▸ **EXERCISE MATERIALS**
_____

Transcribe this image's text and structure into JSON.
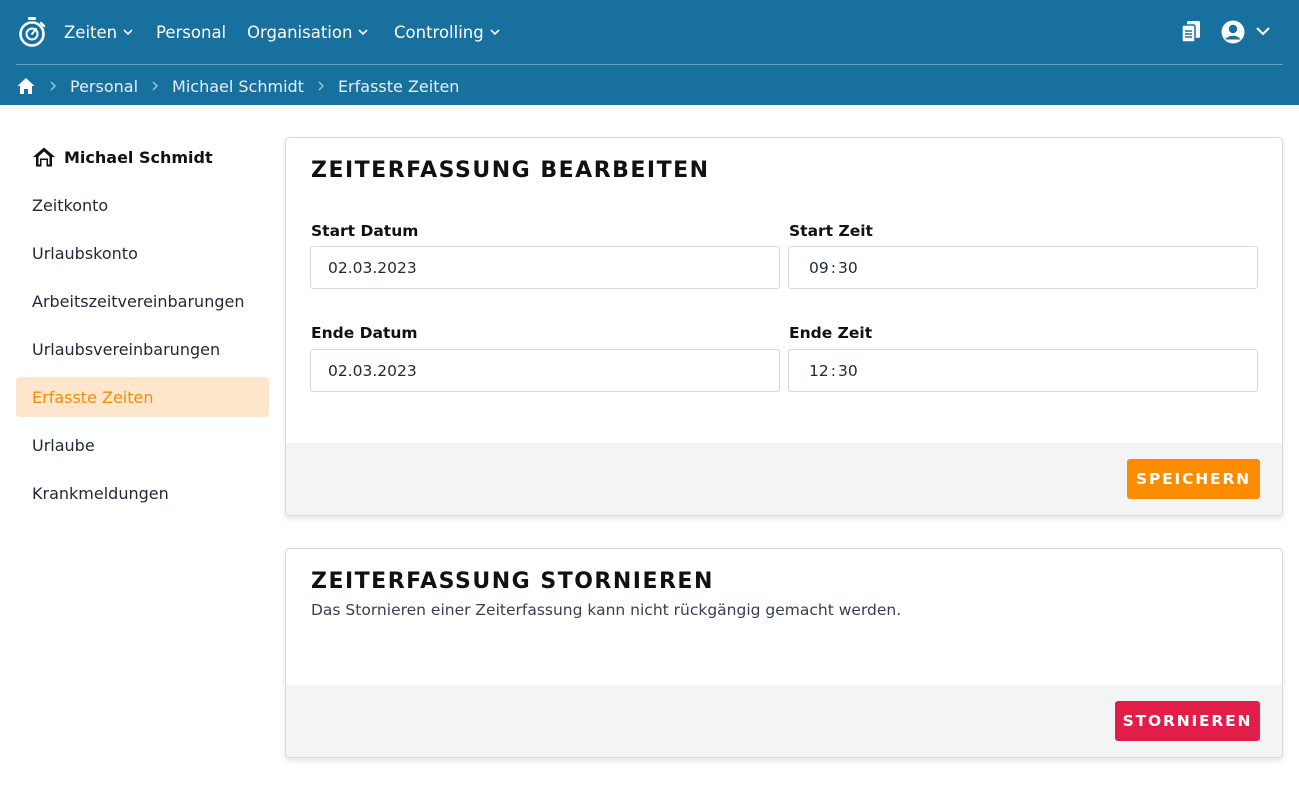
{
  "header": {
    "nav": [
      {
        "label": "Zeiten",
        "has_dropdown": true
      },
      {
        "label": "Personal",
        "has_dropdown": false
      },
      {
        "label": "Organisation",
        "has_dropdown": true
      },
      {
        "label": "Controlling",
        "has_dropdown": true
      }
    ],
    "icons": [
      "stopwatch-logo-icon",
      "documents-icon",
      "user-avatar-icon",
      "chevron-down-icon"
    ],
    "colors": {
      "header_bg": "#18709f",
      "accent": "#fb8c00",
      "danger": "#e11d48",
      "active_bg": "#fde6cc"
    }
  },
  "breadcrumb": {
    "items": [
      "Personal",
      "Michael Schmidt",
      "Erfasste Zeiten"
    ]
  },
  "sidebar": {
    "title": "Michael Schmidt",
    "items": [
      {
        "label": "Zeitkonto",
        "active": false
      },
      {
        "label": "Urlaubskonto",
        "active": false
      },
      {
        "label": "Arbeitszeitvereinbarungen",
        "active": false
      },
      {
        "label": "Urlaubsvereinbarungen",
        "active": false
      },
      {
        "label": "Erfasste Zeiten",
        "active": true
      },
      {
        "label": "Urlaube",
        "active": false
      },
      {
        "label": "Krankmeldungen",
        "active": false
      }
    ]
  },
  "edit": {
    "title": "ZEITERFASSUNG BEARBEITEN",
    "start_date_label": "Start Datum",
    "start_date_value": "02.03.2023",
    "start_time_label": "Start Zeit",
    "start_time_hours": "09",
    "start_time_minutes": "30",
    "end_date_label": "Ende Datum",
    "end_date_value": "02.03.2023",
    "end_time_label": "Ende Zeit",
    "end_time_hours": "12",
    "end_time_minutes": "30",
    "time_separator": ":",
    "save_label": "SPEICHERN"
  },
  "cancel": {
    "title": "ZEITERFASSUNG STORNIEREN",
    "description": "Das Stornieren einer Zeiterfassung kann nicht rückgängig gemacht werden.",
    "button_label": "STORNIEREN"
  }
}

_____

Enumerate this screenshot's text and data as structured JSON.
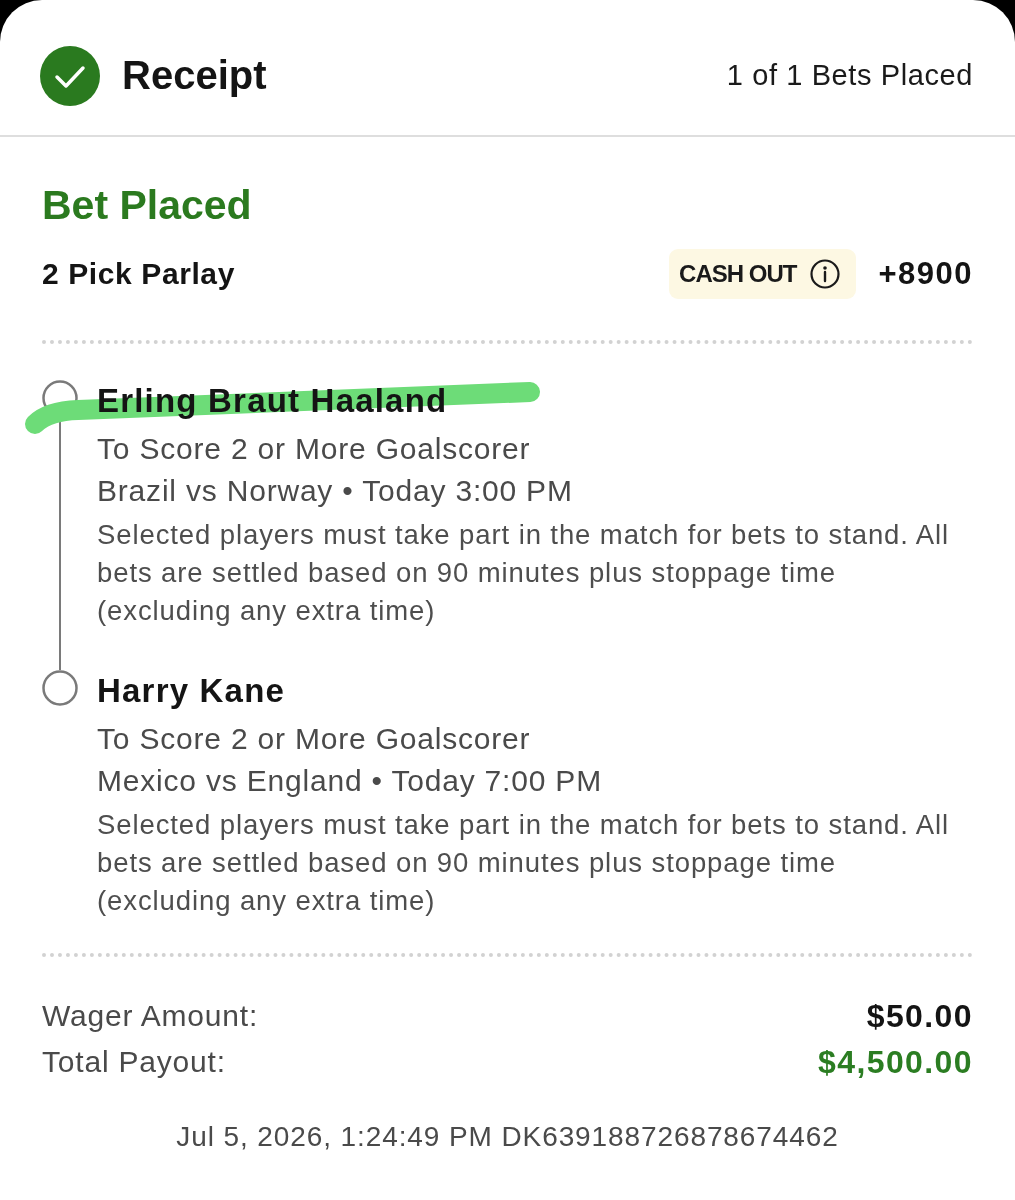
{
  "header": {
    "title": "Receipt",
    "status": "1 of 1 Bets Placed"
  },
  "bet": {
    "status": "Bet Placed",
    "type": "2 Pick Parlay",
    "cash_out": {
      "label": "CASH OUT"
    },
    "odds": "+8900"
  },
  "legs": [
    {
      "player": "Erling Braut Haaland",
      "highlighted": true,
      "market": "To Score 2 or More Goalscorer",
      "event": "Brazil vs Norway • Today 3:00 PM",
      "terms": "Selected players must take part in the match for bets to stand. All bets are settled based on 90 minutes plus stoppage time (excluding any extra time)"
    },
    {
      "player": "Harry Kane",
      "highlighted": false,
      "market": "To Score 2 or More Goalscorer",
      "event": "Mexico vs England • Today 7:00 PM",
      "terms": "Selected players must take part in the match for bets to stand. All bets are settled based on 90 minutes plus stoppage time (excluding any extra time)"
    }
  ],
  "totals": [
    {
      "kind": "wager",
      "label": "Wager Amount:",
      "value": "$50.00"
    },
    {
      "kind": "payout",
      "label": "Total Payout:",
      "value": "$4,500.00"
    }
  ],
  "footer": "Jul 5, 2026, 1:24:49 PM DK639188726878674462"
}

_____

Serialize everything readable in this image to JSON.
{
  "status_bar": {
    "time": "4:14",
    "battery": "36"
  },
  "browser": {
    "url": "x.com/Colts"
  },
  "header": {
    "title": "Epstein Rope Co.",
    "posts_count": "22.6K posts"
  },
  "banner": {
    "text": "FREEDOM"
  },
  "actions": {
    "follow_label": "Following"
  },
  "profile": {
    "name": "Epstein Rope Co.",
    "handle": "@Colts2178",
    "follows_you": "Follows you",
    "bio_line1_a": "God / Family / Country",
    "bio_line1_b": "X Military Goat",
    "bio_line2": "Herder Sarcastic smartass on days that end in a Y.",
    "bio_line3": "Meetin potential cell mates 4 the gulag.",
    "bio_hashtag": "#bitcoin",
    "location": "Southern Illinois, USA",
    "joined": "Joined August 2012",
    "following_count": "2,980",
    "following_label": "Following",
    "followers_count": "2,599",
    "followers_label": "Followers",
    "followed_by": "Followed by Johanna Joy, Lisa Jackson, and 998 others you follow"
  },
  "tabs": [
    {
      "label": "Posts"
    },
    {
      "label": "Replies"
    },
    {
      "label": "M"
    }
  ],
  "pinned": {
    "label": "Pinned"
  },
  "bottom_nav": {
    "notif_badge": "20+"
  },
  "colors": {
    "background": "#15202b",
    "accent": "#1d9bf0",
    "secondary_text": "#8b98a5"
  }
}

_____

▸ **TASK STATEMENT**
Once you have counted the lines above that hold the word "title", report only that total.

▸ **ANSWER SPACE**
5